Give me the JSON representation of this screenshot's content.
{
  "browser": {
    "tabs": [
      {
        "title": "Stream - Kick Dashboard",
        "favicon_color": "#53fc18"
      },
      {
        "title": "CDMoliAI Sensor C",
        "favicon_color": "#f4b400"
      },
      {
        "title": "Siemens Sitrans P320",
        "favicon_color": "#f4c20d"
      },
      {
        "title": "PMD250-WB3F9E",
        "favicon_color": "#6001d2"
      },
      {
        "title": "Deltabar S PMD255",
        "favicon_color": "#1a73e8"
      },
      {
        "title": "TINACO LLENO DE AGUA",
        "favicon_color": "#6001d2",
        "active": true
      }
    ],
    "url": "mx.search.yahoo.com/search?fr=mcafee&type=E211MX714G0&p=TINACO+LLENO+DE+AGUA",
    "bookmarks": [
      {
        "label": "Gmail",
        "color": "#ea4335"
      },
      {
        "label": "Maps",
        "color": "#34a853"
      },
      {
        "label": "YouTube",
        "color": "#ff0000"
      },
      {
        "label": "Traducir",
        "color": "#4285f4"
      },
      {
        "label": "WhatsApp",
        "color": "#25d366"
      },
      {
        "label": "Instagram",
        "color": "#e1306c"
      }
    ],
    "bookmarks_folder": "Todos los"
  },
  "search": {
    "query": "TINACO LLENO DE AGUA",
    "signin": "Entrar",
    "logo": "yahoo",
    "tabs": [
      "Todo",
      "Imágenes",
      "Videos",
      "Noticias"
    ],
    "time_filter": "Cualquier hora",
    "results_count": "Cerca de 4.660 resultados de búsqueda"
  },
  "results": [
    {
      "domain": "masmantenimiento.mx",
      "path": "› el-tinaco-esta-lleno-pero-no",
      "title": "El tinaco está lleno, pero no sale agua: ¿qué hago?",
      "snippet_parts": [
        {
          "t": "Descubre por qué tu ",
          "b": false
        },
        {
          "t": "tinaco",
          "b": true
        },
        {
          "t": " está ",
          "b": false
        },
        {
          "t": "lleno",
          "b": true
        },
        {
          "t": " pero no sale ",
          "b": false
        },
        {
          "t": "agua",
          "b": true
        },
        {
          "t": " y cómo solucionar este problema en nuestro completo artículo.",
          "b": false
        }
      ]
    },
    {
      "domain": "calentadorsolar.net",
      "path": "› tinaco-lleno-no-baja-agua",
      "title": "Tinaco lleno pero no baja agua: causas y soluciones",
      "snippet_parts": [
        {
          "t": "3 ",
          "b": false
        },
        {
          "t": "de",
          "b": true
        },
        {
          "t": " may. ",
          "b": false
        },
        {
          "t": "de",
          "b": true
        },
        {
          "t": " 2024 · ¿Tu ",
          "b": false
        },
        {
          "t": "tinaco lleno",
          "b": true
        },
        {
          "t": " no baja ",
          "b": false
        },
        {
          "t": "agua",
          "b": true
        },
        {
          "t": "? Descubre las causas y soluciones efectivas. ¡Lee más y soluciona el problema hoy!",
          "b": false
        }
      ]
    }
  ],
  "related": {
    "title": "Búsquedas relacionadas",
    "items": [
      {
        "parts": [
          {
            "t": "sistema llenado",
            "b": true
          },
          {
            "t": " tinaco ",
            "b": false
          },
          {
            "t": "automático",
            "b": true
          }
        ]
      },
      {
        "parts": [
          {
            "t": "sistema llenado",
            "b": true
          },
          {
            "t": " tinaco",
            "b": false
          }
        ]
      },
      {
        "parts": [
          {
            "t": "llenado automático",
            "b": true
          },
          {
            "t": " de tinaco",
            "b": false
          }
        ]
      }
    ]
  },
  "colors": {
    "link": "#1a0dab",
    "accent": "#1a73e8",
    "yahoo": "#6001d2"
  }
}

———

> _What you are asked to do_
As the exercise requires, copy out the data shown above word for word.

> _Finished task_
Give me the JSON representation of this screenshot's content.
{
  "browser": {
    "tabs": [
      {
        "title": "Stream - Kick Dashboard",
        "favicon_color": "#53fc18"
      },
      {
        "title": "CDMoliAI Sensor C",
        "favicon_color": "#f4b400"
      },
      {
        "title": "Siemens Sitrans P320",
        "favicon_color": "#f4c20d"
      },
      {
        "title": "PMD250-WB3F9E",
        "favicon_color": "#6001d2"
      },
      {
        "title": "Deltabar S PMD255",
        "favicon_color": "#1a73e8"
      },
      {
        "title": "TINACO LLENO DE AGUA",
        "favicon_color": "#6001d2",
        "active": true
      }
    ],
    "url": "mx.search.yahoo.com/search?fr=mcafee&type=E211MX714G0&p=TINACO+LLENO+DE+AGUA",
    "bookmarks": [
      {
        "label": "Gmail",
        "color": "#ea4335"
      },
      {
        "label": "Maps",
        "color": "#34a853"
      },
      {
        "label": "YouTube",
        "color": "#ff0000"
      },
      {
        "label": "Traducir",
        "color": "#4285f4"
      },
      {
        "label": "WhatsApp",
        "color": "#25d366"
      },
      {
        "label": "Instagram",
        "color": "#e1306c"
      }
    ],
    "bookmarks_folder": "Todos los"
  },
  "search": {
    "query": "TINACO LLENO DE AGUA",
    "signin": "Entrar",
    "logo": "yahoo",
    "tabs": [
      "Todo",
      "Imágenes",
      "Videos",
      "Noticias"
    ],
    "time_filter": "Cualquier hora",
    "results_count": "Cerca de 4.660 resultados de búsqueda"
  },
  "results": [
    {
      "domain": "masmantenimiento.mx",
      "path": "› el-tinaco-esta-lleno-pero-no",
      "title": "El tinaco está lleno, pero no sale agua: ¿qué hago?",
      "snippet_parts": [
        {
          "t": "Descubre por qué tu ",
          "b": false
        },
        {
          "t": "tinaco",
          "b": true
        },
        {
          "t": " está ",
          "b": false
        },
        {
          "t": "lleno",
          "b": true
        },
        {
          "t": " pero no sale ",
          "b": false
        },
        {
          "t": "agua",
          "b": true
        },
        {
          "t": " y cómo solucionar este problema en nuestro completo artículo.",
          "b": false
        }
      ]
    },
    {
      "domain": "calentadorsolar.net",
      "path": "› tinaco-lleno-no-baja-agua",
      "title": "Tinaco lleno pero no baja agua: causas y soluciones",
      "snippet_parts": [
        {
          "t": "3 ",
          "b": false
        },
        {
          "t": "de",
          "b": true
        },
        {
          "t": " may. ",
          "b": false
        },
        {
          "t": "de",
          "b": true
        },
        {
          "t": " 2024 · ¿Tu ",
          "b": false
        },
        {
          "t": "tinaco lleno",
          "b": true
        },
        {
          "t": " no baja ",
          "b": false
        },
        {
          "t": "agua",
          "b": true
        },
        {
          "t": "? Descubre las causas y soluciones efectivas. ¡Lee más y soluciona el problema hoy!",
          "b": false
        }
      ]
    }
  ],
  "related": {
    "title": "Búsquedas relacionadas",
    "items": [
      {
        "parts": [
          {
            "t": "sistema llenado",
            "b": true
          },
          {
            "t": " tinaco ",
            "b": false
          },
          {
            "t": "automático",
            "b": true
          }
        ]
      },
      {
        "parts": [
          {
            "t": "sistema llenado",
            "b": true
          },
          {
            "t": " tinaco",
            "b": false
          }
        ]
      },
      {
        "parts": [
          {
            "t": "llenado automático",
            "b": true
          },
          {
            "t": " de tinaco",
            "b": false
          }
        ]
      }
    ]
  },
  "colors": {
    "link": "#1a0dab",
    "accent": "#1a73e8",
    "yahoo": "#6001d2"
  }
}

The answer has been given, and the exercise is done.